Merry Christmas to you dear friend. We will be on our way on the Christmas trail soon too. 
[ Post Comment ]

Comment #1 posted by afterburner on December 22, 2007 at 07:40:29 PT
Have a High Happy Holy Christmas Everyone
I'm on the Christmas trail soon. Below is my gift to you of logic, hope and healing.STEVIE WONDER LYRICS"A Time To Love"
(feat. India.Arie)
We have time for racism
We have time for criticism
Held bondage by our ism's 
When will there be a time to loveWe make time to debate religion
Passing bills and building prisons
For building fortunes and passing judgements
When will there be a time to loveAt this point in history we have a choice to make
To either walk a path of love
Or be crippled by our hateWe have time to cause pollution
We have time to cause confusion
All wrapped up in our own illusions
When will there be a time to loveWe make time to conquer nations
Time for oil exploration
Hatred, violence and terrorism
When will there be a time to loveAt this moment in time
We have a choice to make
Father God is watching
While we cause mother earth so much pain

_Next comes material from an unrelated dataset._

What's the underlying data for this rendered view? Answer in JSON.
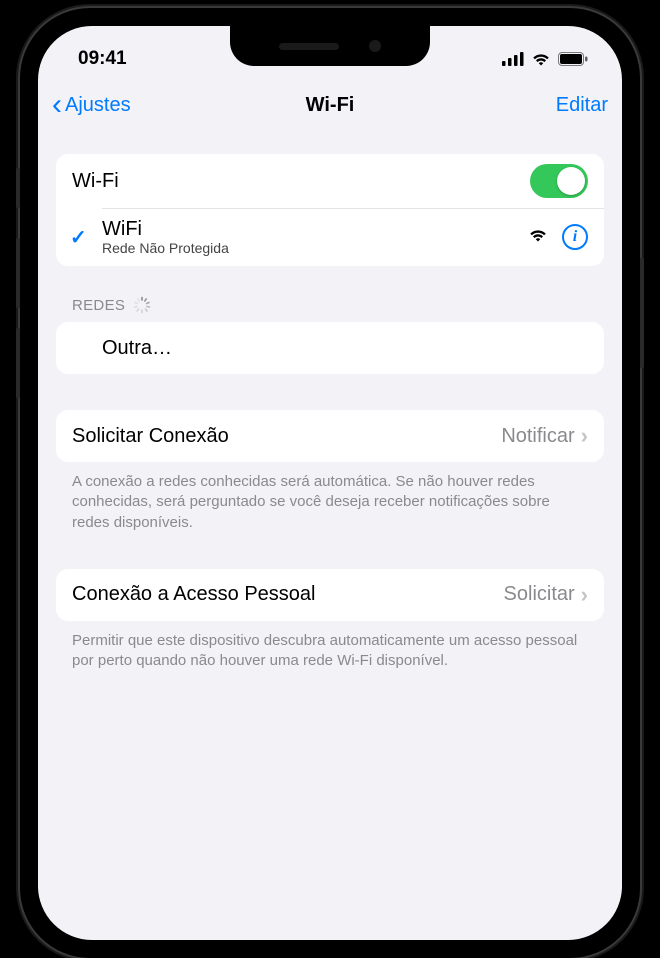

It's such a shameNot enough money for
The young, the old and the poor
But for war there is always more
When will there be a time to loveWe make time for paying taxes
Or paying bills and buying status
But we will pay the consequences
If we don't make the time to loveNow's the time to pay attention
Yes now is the time... to love...
A time love... Love...
A time to Love
Please, please won't you tell me
When will there be a time to love...[Thanks to for these lyrics]
}"You want to find the truth in life
Don't pass music by
And you know I would not lie, no I would not lie,
No, I would not lie
Down in Monterey"
Monterey lyrics - Eric Burdon lyrics BC: PUB LTE: Prisons Are Not For Those With Alcohol and Drug Problems, The Williams Lake Tribune, (18 Dec 2007)
"Create work for our youth in forest and environment reclamation. There is so much that could be done. There is a group locally who would like to run the Cariboo Lodge as a residence for the homeless and those in poverty. What a good idea. Why can't this community start to show some empathy and compassion for those less fortunate. "Not everyone can be a person with special skills or a mover and shaker. When we start to consider that all people deserve a chance in life, then there will be less anger and resentment in our society, and less drug abuse, violence, and crime. Sending more people to jail, or letting them die in the streets is certainly no solution."CN BC: PUB LTE: Drug Laws a Covering Fig Leaf, The Valley Echo, (19 Dec 2007) Good logic, except for the scary mention of heroin.
[ Post Comment ]

Post Comment